• _EXERCISE BRIEF_: Could you return each line below without altering a word?

[Dataset rows describing interfaces]
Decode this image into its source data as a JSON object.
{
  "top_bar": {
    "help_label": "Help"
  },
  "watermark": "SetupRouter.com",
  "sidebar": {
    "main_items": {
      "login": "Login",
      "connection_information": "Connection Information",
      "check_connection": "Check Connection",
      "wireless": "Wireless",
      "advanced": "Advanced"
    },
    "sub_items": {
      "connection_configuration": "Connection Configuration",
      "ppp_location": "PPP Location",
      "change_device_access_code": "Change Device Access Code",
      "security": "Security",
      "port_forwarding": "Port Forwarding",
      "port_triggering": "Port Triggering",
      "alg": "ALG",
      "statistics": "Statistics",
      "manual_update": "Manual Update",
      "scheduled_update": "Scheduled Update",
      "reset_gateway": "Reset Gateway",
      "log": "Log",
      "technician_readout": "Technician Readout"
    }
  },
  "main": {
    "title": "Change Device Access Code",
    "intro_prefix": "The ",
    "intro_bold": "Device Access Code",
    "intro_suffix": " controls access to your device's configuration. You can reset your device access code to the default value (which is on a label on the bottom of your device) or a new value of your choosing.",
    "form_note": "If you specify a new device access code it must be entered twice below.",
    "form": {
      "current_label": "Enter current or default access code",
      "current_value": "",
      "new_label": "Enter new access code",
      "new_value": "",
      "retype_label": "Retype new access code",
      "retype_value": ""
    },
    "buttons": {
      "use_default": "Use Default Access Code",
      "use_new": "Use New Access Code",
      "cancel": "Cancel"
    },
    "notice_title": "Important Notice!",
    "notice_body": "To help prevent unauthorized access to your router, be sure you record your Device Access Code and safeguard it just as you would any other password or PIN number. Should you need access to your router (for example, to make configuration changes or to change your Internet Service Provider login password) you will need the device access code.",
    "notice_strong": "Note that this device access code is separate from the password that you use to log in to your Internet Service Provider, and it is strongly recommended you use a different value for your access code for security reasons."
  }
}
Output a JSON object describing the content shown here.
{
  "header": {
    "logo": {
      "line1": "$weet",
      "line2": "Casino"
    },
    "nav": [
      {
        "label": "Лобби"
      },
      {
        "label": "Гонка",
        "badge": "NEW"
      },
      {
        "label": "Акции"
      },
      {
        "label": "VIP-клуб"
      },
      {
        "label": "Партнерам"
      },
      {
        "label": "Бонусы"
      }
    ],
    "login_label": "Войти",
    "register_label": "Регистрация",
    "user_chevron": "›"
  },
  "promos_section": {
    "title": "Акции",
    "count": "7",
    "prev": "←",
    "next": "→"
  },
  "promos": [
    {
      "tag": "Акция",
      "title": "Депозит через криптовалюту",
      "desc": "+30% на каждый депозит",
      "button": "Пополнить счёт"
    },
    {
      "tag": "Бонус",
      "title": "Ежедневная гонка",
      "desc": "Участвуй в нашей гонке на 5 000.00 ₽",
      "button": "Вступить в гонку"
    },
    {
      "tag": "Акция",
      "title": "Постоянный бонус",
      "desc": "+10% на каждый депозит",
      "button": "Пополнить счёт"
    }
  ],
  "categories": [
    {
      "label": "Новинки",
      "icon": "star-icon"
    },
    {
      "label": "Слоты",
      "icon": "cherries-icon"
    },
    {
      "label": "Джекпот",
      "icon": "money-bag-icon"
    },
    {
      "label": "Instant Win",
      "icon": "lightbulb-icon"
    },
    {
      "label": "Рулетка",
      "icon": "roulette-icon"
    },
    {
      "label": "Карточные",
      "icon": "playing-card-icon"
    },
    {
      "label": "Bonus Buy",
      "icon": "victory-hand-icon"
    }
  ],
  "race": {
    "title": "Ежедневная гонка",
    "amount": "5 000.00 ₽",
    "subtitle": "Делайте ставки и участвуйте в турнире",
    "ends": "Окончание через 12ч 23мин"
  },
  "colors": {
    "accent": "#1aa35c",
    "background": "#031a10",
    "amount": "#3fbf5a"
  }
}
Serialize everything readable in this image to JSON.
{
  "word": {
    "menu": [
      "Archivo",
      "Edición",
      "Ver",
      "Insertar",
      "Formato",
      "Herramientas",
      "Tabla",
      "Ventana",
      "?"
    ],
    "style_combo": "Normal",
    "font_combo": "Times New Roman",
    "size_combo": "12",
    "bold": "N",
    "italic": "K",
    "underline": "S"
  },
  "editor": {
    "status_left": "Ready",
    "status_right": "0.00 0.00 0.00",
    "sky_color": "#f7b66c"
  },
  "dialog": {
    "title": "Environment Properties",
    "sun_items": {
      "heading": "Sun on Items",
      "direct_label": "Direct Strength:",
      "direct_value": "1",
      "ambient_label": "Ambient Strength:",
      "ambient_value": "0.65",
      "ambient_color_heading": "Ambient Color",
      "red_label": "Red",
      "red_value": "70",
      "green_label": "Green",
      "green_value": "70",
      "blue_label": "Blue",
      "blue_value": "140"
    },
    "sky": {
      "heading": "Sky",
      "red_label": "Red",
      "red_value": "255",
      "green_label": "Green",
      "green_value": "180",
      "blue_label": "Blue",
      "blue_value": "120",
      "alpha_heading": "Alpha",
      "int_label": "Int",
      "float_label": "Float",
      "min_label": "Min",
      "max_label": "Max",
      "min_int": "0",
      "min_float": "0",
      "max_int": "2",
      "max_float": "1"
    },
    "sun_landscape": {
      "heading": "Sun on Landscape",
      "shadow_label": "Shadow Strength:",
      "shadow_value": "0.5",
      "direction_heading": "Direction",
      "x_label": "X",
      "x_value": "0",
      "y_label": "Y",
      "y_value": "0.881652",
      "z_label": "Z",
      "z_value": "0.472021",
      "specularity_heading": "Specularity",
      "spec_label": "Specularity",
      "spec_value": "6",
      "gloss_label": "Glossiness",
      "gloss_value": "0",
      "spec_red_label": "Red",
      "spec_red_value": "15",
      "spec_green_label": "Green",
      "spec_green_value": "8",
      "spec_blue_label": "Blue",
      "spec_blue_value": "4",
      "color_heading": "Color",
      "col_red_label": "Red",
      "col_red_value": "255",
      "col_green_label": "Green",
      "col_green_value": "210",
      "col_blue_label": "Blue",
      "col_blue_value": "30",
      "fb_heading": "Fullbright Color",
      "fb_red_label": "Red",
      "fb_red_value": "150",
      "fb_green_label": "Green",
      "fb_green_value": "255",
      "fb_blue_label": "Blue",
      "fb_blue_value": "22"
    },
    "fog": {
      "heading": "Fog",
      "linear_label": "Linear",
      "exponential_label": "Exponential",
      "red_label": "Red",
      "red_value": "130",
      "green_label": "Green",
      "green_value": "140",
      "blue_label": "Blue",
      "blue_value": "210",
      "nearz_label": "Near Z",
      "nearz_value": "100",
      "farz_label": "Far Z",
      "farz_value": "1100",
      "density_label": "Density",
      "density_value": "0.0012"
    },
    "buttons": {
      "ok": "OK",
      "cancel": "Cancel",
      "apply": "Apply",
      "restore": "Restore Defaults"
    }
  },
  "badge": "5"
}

• _TASK RESULT_:
Decode this image into its source data as a JSON object.
{
  "top_bar": {
    "help_label": "Help"
  },
  "watermark": "SetupRouter.com",
  "sidebar": {
    "main_items": {
      "login": "Login",
      "connection_information": "Connection Information",
      "check_connection": "Check Connection",
      "wireless": "Wireless",
      "advanced": "Advanced"
    },
    "sub_items": {
      "connection_configuration": "Connection Configuration",
      "ppp_location": "PPP Location",
      "change_device_access_code": "Change Device Access Code",
      "security": "Security",
      "port_forwarding": "Port Forwarding",
      "port_triggering": "Port Triggering",
      "alg": "ALG",
      "statistics": "Statistics",
      "manual_update": "Manual Update",
      "scheduled_update": "Scheduled Update",
      "reset_gateway": "Reset Gateway",
      "log": "Log",
      "technician_readout": "Technician Readout"
    }
  },
  "main": {
    "title": "Change Device Access Code",
    "intro_prefix": "The ",
    "intro_bold": "Device Access Code",
    "intro_suffix": " controls access to your device's configuration. You can reset your device access code to the default value (which is on a label on the bottom of your device) or a new value of your choosing.",
    "form_note": "If you specify a new device access code it must be entered twice below.",
    "form": {
      "current_label": "Enter current or default access code",
      "current_value": "",
      "new_label": "Enter new access code",
      "new_value": "",
      "retype_label": "Retype new access code",
      "retype_value": ""
    },
    "buttons": {
      "use_default": "Use Default Access Code",
      "use_new": "Use New Access Code",
      "cancel": "Cancel"
    },
    "notice_title": "Important Notice!",
    "notice_body": "To help prevent unauthorized access to your router, be sure you record your Device Access Code and safeguard it just as you would any other password or PIN number. Should you need access to your router (for example, to make configuration changes or to change your Internet Service Provider login password) you will need the device access code.",
    "notice_strong": "Note that this device access code is separate from the password that you use to log in to your Internet Service Provider, and it is strongly recommended you use a different value for your access code for security reasons."
  }
}
Output a JSON object describing the content shown here.
{
  "header": {
    "logo": {
      "line1": "$weet",
      "line2": "Casino"
    },
    "nav": [
      {
        "label": "Лобби"
      },
      {
        "label": "Гонка",
        "badge": "NEW"
      },
      {
        "label": "Акции"
      },
      {
        "label": "VIP-клуб"
      },
      {
        "label": "Партнерам"
      },
      {
        "label": "Бонусы"
      }
    ],
    "login_label": "Войти",
    "register_label": "Регистрация",
    "user_chevron": "›"
  },
  "promos_section": {
    "title": "Акции",
    "count": "7",
    "prev": "←",
    "next": "→"
  },
  "promos": [
    {
      "tag": "Акция",
      "title": "Депозит через криптовалюту",
      "desc": "+30% на каждый депозит",
      "button": "Пополнить счёт"
    },
    {
      "tag": "Бонус",
      "title": "Ежедневная гонка",
      "desc": "Участвуй в нашей гонке на 5 000.00 ₽",
      "button": "Вступить в гонку"
    },
    {
      "tag": "Акция",
      "title": "Постоянный бонус",
      "desc": "+10% на каждый депозит",
      "button": "Пополнить счёт"
    }
  ],
  "categories": [
    {
      "label": "Новинки",
      "icon": "star-icon"
    },
    {
      "label": "Слоты",
      "icon": "cherries-icon"
    },
    {
      "label": "Джекпот",
      "icon": "money-bag-icon"
    },
    {
      "label": "Instant Win",
      "icon": "lightbulb-icon"
    },
    {
      "label": "Рулетка",
      "icon": "roulette-icon"
    },
    {
      "label": "Карточные",
      "icon": "playing-card-icon"
    },
    {
      "label": "Bonus Buy",
      "icon": "victory-hand-icon"
    }
  ],
  "race": {
    "title": "Ежедневная гонка",
    "amount": "5 000.00 ₽",
    "subtitle": "Делайте ставки и участвуйте в турнире",
    "ends": "Окончание через 12ч 23мин"
  },
  "colors": {
    "accent": "#1aa35c",
    "background": "#031a10",
    "amount": "#3fbf5a"
  }
}
Serialize everything readable in this image to JSON.
{
  "word": {
    "menu": [
      "Archivo",
      "Edición",
      "Ver",
      "Insertar",
      "Formato",
      "Herramientas",
      "Tabla",
      "Ventana",
      "?"
    ],
    "style_combo": "Normal",
    "font_combo": "Times New Roman",
    "size_combo": "12",
    "bold": "N",
    "italic": "K",
    "underline": "S"
  },
  "editor": {
    "status_left": "Ready",
    "status_right": "0.00 0.00 0.00",
    "sky_color": "#f7b66c"
  },
  "dialog": {
    "title": "Environment Properties",
    "sun_items": {
      "heading": "Sun on Items",
      "direct_label": "Direct Strength:",
      "direct_value": "1",
      "ambient_label": "Ambient Strength:",
      "ambient_value": "0.65",
      "ambient_color_heading": "Ambient Color",
      "red_label": "Red",
      "red_value": "70",
      "green_label": "Green",
      "green_value": "70",
      "blue_label": "Blue",
      "blue_value": "140"
    },
    "sky": {
      "heading": "Sky",
      "red_label": "Red",
      "red_value": "255",
      "green_label": "Green",
      "green_value": "180",
      "blue_label": "Blue",
      "blue_value": "120",
      "alpha_heading": "Alpha",
      "int_label": "Int",
      "float_label": "Float",
      "min_label": "Min",
      "max_label": "Max",
      "min_int": "0",
      "min_float": "0",
      "max_int": "2",
      "max_float": "1"
    },
    "sun_landscape": {
      "heading": "Sun on Landscape",
      "shadow_label": "Shadow Strength:",
      "shadow_value": "0.5",
      "direction_heading": "Direction",
      "x_label": "X",
      "x_value": "0",
      "y_label": "Y",
      "y_value": "0.881652",
      "z_label": "Z",
      "z_value": "0.472021",
      "specularity_heading": "Specularity",
      "spec_label": "Specularity",
      "spec_value": "6",
      "gloss_label": "Glossiness",
      "gloss_value": "0",
      "spec_red_label": "Red",
      "spec_red_value": "15",
      "spec_green_label": "Green",
      "spec_green_value": "8",
      "spec_blue_label": "Blue",
      "spec_blue_value": "4",
      "color_heading": "Color",
      "col_red_label": "Red",
      "col_red_value": "255",
      "col_green_label": "Green",
      "col_green_value": "210",
      "col_blue_label": "Blue",
      "col_blue_value": "30",
      "fb_heading": "Fullbright Color",
      "fb_red_label": "Red",
      "fb_red_value": "150",
      "fb_green_label": "Green",
      "fb_green_value": "255",
      "fb_blue_label": "Blue",
      "fb_blue_value": "22"
    },
    "fog": {
      "heading": "Fog",
      "linear_label": "Linear",
      "exponential_label": "Exponential",
      "red_label": "Red",
      "red_value": "130",
      "green_label": "Green",
      "green_value": "140",
      "blue_label": "Blue",
      "blue_value": "210",
      "nearz_label": "Near Z",
      "nearz_value": "100",
      "farz_label": "Far Z",
      "farz_value": "1100",
      "density_label": "Density",
      "density_value": "0.0012"
    },
    "buttons": {
      "ok": "OK",
      "cancel": "Cancel",
      "apply": "Apply",
      "restore": "Restore Defaults"
    }
  },
  "badge": "5"
}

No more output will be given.